Project managers have been known as prima donnas: Dynamic, assertive people who understood the art of sticking to tight schedules and budgets. While projects still attract energetic people who like challenges and diverse work experiences, the prima donna status of project managers is gradually changing and their role demystified as project management becomes an established vocation and as companies increasingly develop standardized methodologies for managing projects.
When the term ‘project management’ was coined in the 1950s the emphasis was entirely on scheduling, budgeting and control. In 1981 when, as a young engineering manager, I first studied project management at the University of Pretoria, the emphasis was still to a large extent on scheduling, budgeting, control and project information systems (that ran on main- frame computers).
While scheduling, cost estimating and control remain crucially important, project management has been redefined to include subject matter from a wide range of fields such as operations management, systems thinking, new product development, risk management, the quality movement, organizational dynamics, industrial psychology and various other aspects of commercial management. In the 1990s the University of Pretoria realized that, as a large, multi-disciplinary institution, it was excellently positioned to teach the multi-disciplinary field of project management and also to contribute towards its development by means of research. This has led to the University of Pretoria being the first (and so far the only) university on the African continent with a masters’ programme in project management accredited by the USA Project Management Institute (PMI).
In the highly specialized modern world, project management is normally a second field of interest. The finest project managers all specialize in managing projects within a specific field (such as construction, new product development, social work or IT – often the project manager’s first field of study). While most of the continuing education in project management at the University of Pretoria is suitable to people from all disciplines, the masters’ degree programme is aimed specifically at engineers and scientists.
In the early days of project management, the focus was on the planning and execution of an individual project. One current emphasis is on linking multiple projects with corporate strategies to enhance corporate competitiveness. This has led to projects being viewed as investments that form part of portfolios of projects. Organizations handling multiple projects need to make complex decisions to structure portfolios and to allocate resources to the individual projects, based on several criteria that include the strategic relevance and relative priority of each project. Computer systems have become essential in supporting these decisions. Despite some excellent developments in IT systems, software alone does not provide the ultimate answer to managing multiple projects – people skilled in the science and art of project management will always be required to make decisions.

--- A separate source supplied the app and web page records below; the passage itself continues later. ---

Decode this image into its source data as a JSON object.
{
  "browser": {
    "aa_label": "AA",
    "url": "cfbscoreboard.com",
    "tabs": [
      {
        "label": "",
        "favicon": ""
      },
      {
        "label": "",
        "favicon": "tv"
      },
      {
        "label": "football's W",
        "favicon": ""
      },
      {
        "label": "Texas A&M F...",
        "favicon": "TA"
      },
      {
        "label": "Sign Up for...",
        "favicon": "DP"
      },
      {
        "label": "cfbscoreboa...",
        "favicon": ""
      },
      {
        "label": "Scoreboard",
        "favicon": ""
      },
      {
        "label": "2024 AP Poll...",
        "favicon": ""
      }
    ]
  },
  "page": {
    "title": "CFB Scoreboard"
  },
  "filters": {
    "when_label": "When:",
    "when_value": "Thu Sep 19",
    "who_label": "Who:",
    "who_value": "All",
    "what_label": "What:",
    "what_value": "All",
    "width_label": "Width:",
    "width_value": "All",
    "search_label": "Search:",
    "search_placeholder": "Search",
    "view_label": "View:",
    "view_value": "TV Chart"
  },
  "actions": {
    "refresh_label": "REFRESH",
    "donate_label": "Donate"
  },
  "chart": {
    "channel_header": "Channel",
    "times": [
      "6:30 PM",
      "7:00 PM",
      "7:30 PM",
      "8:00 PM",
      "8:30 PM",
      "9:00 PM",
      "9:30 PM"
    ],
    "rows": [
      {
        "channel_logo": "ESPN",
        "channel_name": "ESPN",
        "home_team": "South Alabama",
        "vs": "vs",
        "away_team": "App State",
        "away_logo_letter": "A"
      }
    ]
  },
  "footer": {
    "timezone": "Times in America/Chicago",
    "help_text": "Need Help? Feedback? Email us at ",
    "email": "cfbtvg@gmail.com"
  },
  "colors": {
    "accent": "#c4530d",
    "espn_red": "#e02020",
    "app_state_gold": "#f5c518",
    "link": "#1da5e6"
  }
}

With project management firmly established as a way of improving competitiveness, and with a vibrant interest of corporations in the field, qualifications in project management have become highly valued investments.
Herman is co-author (with John M Nicholas of the Loyola University, Chicago) of an international book Project Management for Business, Engineering and Technology and also editor of a best-selling South African textbook on project management.